Integrar para não entregar – integrate so as not to surrender. Under this nationalist slogan stoking fears of a supposed foreign threat, thousands of Brazilians migrated into the country’s Amazon in the early 1970s, in search of prosperity that the military government had promised.
This article is a summary of episode one of Amazônia Ocupada, a new podcast series from Diálogo Chino, available in Portuguese only. Listen here.
At that time, farmers living in poverty in the Brazil’s south saw new horizons in the dictatorship’s propaganda, which said that land was plentiful and accessible – even free – in an unexplored area of the Central-West region.
“I am from [the state of] Santa Catarina, brought up there in the south, and was generally quite excluded, financially and socially,” says Elmo Leitzke, now a wealthy farmer and owner of the 7,000-hectare Minuano farm, in Sinop, Mato Grosso state.
This was the beginning of a massive colonisation movement in the transitional lands between the Cerrado and Amazon biomes. And so, the first steps were taken towards an extractive and exploitative model that still defines how the country sees its forests today: as an obstacle to progress that needs to be removed from the path of agricultural production.
“Until 1975, the forest was practically intact,” said environmental historian José Augusto Pádua, a professor at the Federal University of Rio de Janeiro. “So we have to understand the [migration] movement from there.”
This intricate story and its characters are part of our first ever Portuguese-language podcast series, Amazônia Ocupada, launching today. Created by Diálogo Chino in partnership with Trovão Mídia, across five episodes, we recount how the world’s largest and most famous forest was colonised for the exploitation of commodities.

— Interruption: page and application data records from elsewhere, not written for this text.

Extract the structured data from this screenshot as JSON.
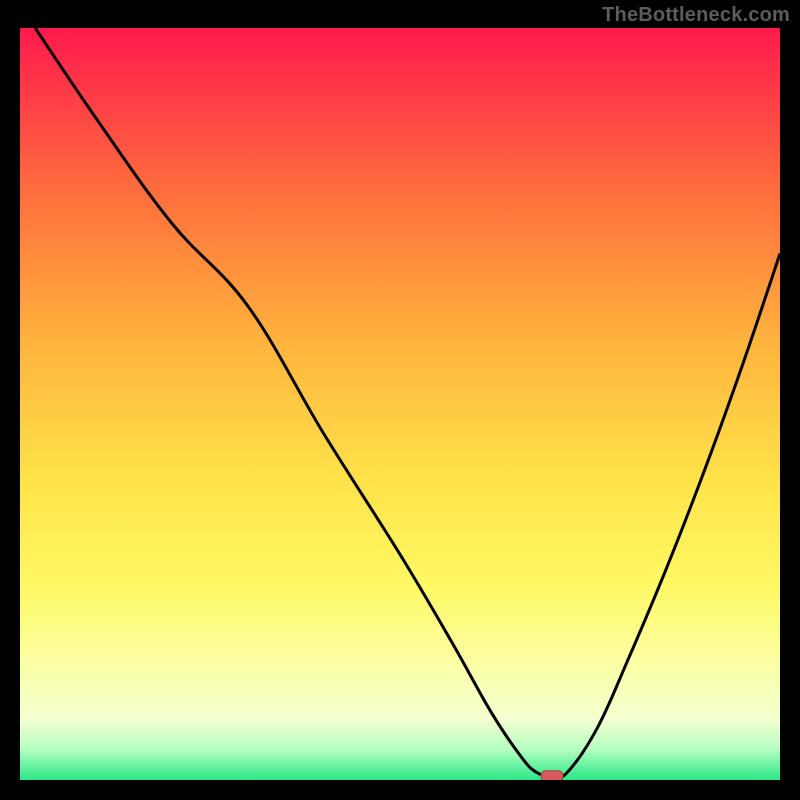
{
  "watermark": "TheBottleneck.com",
  "colors": {
    "bg_black": "#000000",
    "watermark_grey": "#5c5c5c",
    "curve": "#000000",
    "marker_fill": "#d85a5a",
    "marker_stroke": "#a83c3c",
    "grad_top": "#ff1a4d",
    "grad_mid1": "#ff6e3d",
    "grad_mid2": "#ffb43d",
    "grad_mid3": "#ffe24a",
    "grad_mid4": "#fff963",
    "grad_soft_yellow": "#fbffa8",
    "grad_pale": "#f3ffd0",
    "grad_green_soft": "#b2ffbf",
    "grad_green": "#29e888"
  },
  "chart_data": {
    "type": "line",
    "title": "",
    "xlabel": "",
    "ylabel": "",
    "xlim": [
      0,
      100
    ],
    "ylim": [
      0,
      100
    ],
    "x": [
      2,
      10,
      20,
      30,
      40,
      50,
      57,
      62,
      66,
      68,
      70,
      72,
      76,
      80,
      85,
      90,
      95,
      100
    ],
    "y": [
      100,
      88,
      74,
      63,
      46,
      30,
      18,
      9,
      3,
      1,
      0.5,
      1,
      7,
      16,
      28,
      41,
      55,
      70
    ],
    "marker": {
      "x": 70,
      "y": 0.5
    },
    "gradient_stops": [
      {
        "pos": 0.0,
        "key": "grad_top"
      },
      {
        "pos": 0.22,
        "key": "grad_mid1"
      },
      {
        "pos": 0.42,
        "key": "grad_mid2"
      },
      {
        "pos": 0.6,
        "key": "grad_mid3"
      },
      {
        "pos": 0.74,
        "key": "grad_mid4"
      },
      {
        "pos": 0.85,
        "key": "grad_soft_yellow"
      },
      {
        "pos": 0.92,
        "key": "grad_pale"
      },
      {
        "pos": 0.96,
        "key": "grad_green_soft"
      },
      {
        "pos": 1.0,
        "key": "grad_green"
      }
    ]
  }
}
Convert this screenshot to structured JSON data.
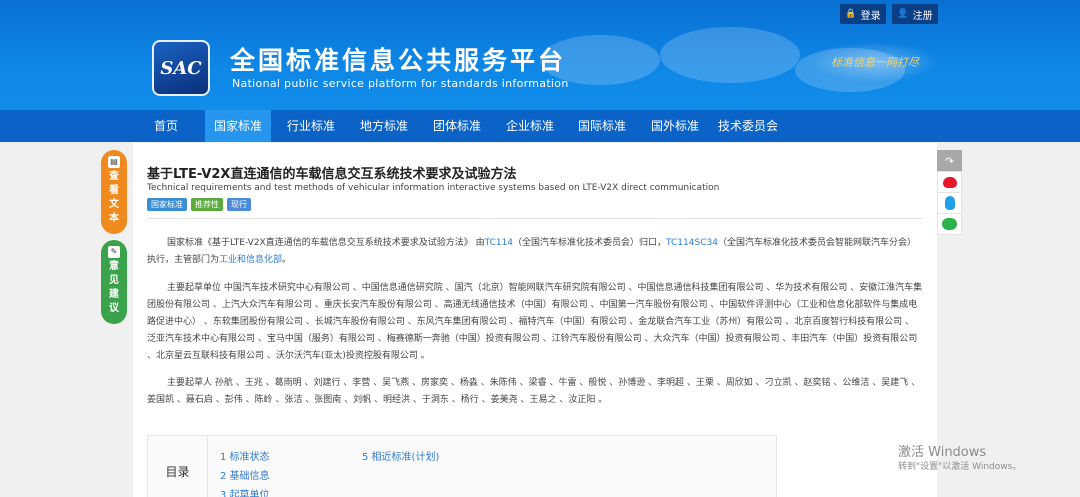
{
  "top_bar": {
    "login_label": "登录",
    "register_label": "注册"
  },
  "brand": {
    "logo_text": "SAC",
    "title": "全国标准信息公共服务平台",
    "subtitle": "National public service platform  for standards information",
    "slogan": "标准信息一网打尽"
  },
  "nav": {
    "items": [
      {
        "label": "首页"
      },
      {
        "label": "国家标准"
      },
      {
        "label": "行业标准"
      },
      {
        "label": "地方标准"
      },
      {
        "label": "团体标准"
      },
      {
        "label": "企业标准"
      },
      {
        "label": "国际标准"
      },
      {
        "label": "国外标准"
      },
      {
        "label": "技术委员会"
      }
    ],
    "active_index": 1
  },
  "floating": {
    "view_text_label": "查看文本",
    "suggest_label": "意见建议"
  },
  "standard": {
    "title": "基于LTE-V2X直连通信的车载信息交互系统技术要求及试验方法",
    "title_en": "Technical requirements and test methods of vehicular information interactive systems based on LTE-V2X direct communication",
    "tags": [
      "国家标准",
      "推荐性",
      "现行"
    ],
    "para1": {
      "prefix": "国家标准《基于LTE-V2X直连通信的车载信息交互系统技术要求及试验方法》 由",
      "tc1": "TC114",
      "mid1": "（全国汽车标准化技术委员会）归口，",
      "tc2": "TC114SC34",
      "mid2": "（全国汽车标准化技术委员会智能网联汽车分会）执行，主管部门为",
      "dept": "工业和信息化部",
      "suffix": "。"
    },
    "para2": "主要起草单位 中国汽车技术研究中心有限公司 、中国信息通信研究院 、国汽（北京）智能网联汽车研究院有限公司 、中国信息通信科技集团有限公司 、华为技术有限公司 、安徽江淮汽车集团股份有限公司 、上汽大众汽车有限公司 、重庆长安汽车股份有限公司 、高通无线通信技术（中国）有限公司 、中国第一汽车股份有限公司 、中国软件评测中心（工业和信息化部软件与集成电路促进中心） 、东软集团股份有限公司 、长城汽车股份有限公司 、东风汽车集团有限公司 、福特汽车（中国）有限公司 、金龙联合汽车工业（苏州）有限公司 、北京百度智行科技有限公司 、泛亚汽车技术中心有限公司 、宝马中国（服务）有限公司 、梅赛德斯一奔驰（中国）投资有限公司 、江铃汽车股份有限公司 、大众汽车（中国）投资有限公司 、丰田汽车（中国）投资有限公司 、北京星云互联科技有限公司 、沃尔沃汽车(亚太)投资控股有限公司 。",
    "para3": "主要起草人 孙航 、王兆 、葛雨明 、刘建行 、李营 、吴飞燕 、房家奕 、杨淼 、朱陈伟 、梁睿 、牛雷 、般悦 、孙博逊 、李明超 、王栗 、周欣如 、刁立凯 、赵奕铭 、公维洁 、吴建飞 、姜国凯 、聂石启 、彭伟 、陈岭 、张洁 、张图南 、刘帆 、明经洪 、于洞东 、杨行 、姜美尧 、王易之 、汝正阳 。"
  },
  "toc": {
    "label": "目录",
    "items": [
      "1 标准状态",
      "2 基础信息",
      "3 起草单位",
      "5 相近标准(计划)"
    ]
  },
  "windows_watermark": {
    "title": "激活 Windows",
    "subtitle": "转到\"设置\"以激活 Windows。"
  }
}
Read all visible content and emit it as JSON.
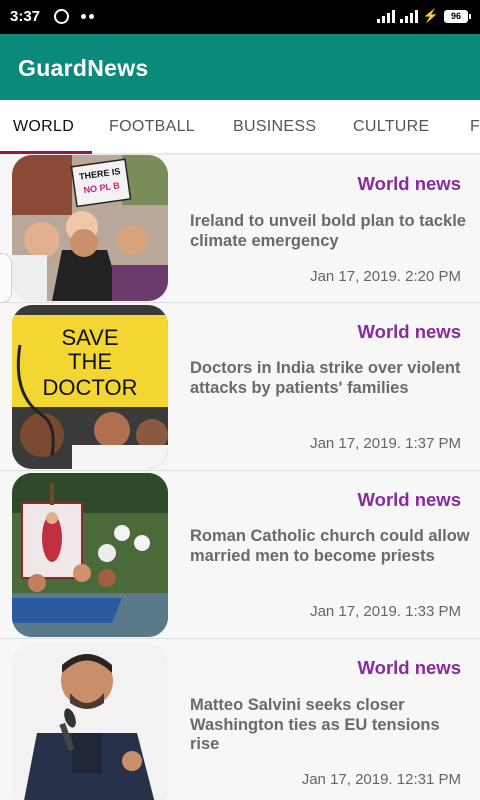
{
  "status_bar": {
    "time": "3:37",
    "battery": "96"
  },
  "app_bar": {
    "title": "GuardNews"
  },
  "tabs": [
    {
      "label": "WORLD",
      "active": true
    },
    {
      "label": "FOOTBALL",
      "active": false
    },
    {
      "label": "BUSINESS",
      "active": false
    },
    {
      "label": "CULTURE",
      "active": false
    },
    {
      "label": "F",
      "active": false
    }
  ],
  "articles": [
    {
      "section": "World news",
      "headline": "Ireland to unveil bold plan to tackle climate emergency",
      "date": "Jan 17, 2019. 2:20 PM",
      "image_sign_text": "THERE IS NO PLANET B"
    },
    {
      "section": "World news",
      "headline": "Doctors in India strike over violent attacks by patients' families",
      "date": "Jan 17, 2019. 1:37 PM",
      "image_sign_text": "SAVE THE DOCTOR"
    },
    {
      "section": "World news",
      "headline": "Roman Catholic church could allow married men to become priests",
      "date": "Jan 17, 2019. 1:33 PM"
    },
    {
      "section": "World news",
      "headline": "Matteo Salvini seeks closer Washington ties as EU tensions rise",
      "date": "Jan 17, 2019. 12:31 PM"
    }
  ],
  "colors": {
    "app_bar": "#0b8a7c",
    "section_label": "#8a2aa0",
    "tab_indicator": "#8e1b4f"
  }
}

BR-163, a ‘fishbone’ highway
Listeners will travel along Brazil’s BR-163 highway, an infrastructure project started by the military government that sought to boost the occupation of the Amazon. Perhaps more than any other route, the stories and sights encountered along the BR-163 illustrate how soy, cattle, mining and logging established themselves in the region.
The construction of the highway, which cuts through Brazil from north to south for over 3,500 kilometres, played a fundamental role in the occupation process, since it was along the roadsides of this axis that villages emerged, some of which became larger towns and cities.
The results of unbridled colonisation are being felt today, with the emergence of land conflicts, the displacement and deaths of traditional populations and the deforestation of the Amazon, which has recently recorded the highest rates in the last 15 years.
“When they opened the BR-163 highway, many people died, mainly the Panará people,” said Krekreansã Panará, a leader of one of the indigenous groups displaced from their land by the road’s construction. Krekreansã explains that because of contact with newly introduced diseases, such as measles, only around 80 of their people survived, and they left for the Xingu Indigenous Park.
Sinop, soybean capital
A municipality in the north of Mato Grosso state, Sinop was one of the first destinations for immigrants from the south. It is a logical first port of call in our new series. Over the last 50 years, the city has become the epicentre of Brazilian soybean production, a commodity that is now the main export for the country’s agribusiness.
With the occupation of its biomes for monoculture, and with government encouragement, Brazil has become the largest producer and exporter of soybeans in the world, with over 60% of its production being sold to other countries, especially China, according to foreign trade data. If Mato Grosso were a nation, it would be the third largest soybean producer in the world, behind Brazil itself and the United States.
Though it is a rural municipality, Sinop does not look much like a country town. In the urban centre, imported cars cruise on well-paved avenues. There are shopping malls, designer shops and expensive restaurants more regularly found in larger cities. The landscape is dotted with billboards advertising new real estate developments, aimed at the agribusiness elite that call Sinop home.
The municipality has consolidated itself as an important supply centre for products, services and opportunities in the region. According to official data, around 150,000 people live in Sinop, which recorded a per capita GDP of over 46,000 reais (US$8,860) in 2019, higher than the national average for that year, of around 35,000 reais (US$6,740).
Prior to reaching this soybean zenith, Sinop saw other cycles of production. The first, which coincided with the founding of the city, was the extraction and sale of wood. “The extraction of wood was what paid the bills for the early stages of agricultural mechanisation [often a byword for deforestation] that I pursued at the time. It was common to look for new agricultural frontiers,” says Leitzke.
Once the cities opened, the region experienced a cycle of cattle ranching, a way of occupying these open spaces at low cost. And finally, in the last three decades, came the soybean and corn boom.
What is rather contradictory is that the propaganda disseminated by the military government claimed that the Amazon was the target of “foreign greed” – especially from the United States. The colonisation of the biome would therefore serve to defend the territory from an imminent threat – a nationalist vision that still echoes through Brazilian politics today.
“There was great international pressure for the Amazon not to be Brazilian, for it to belong to the world,” Leitzke recalls. “The idea was to put the Brazilian people in Amazônia.”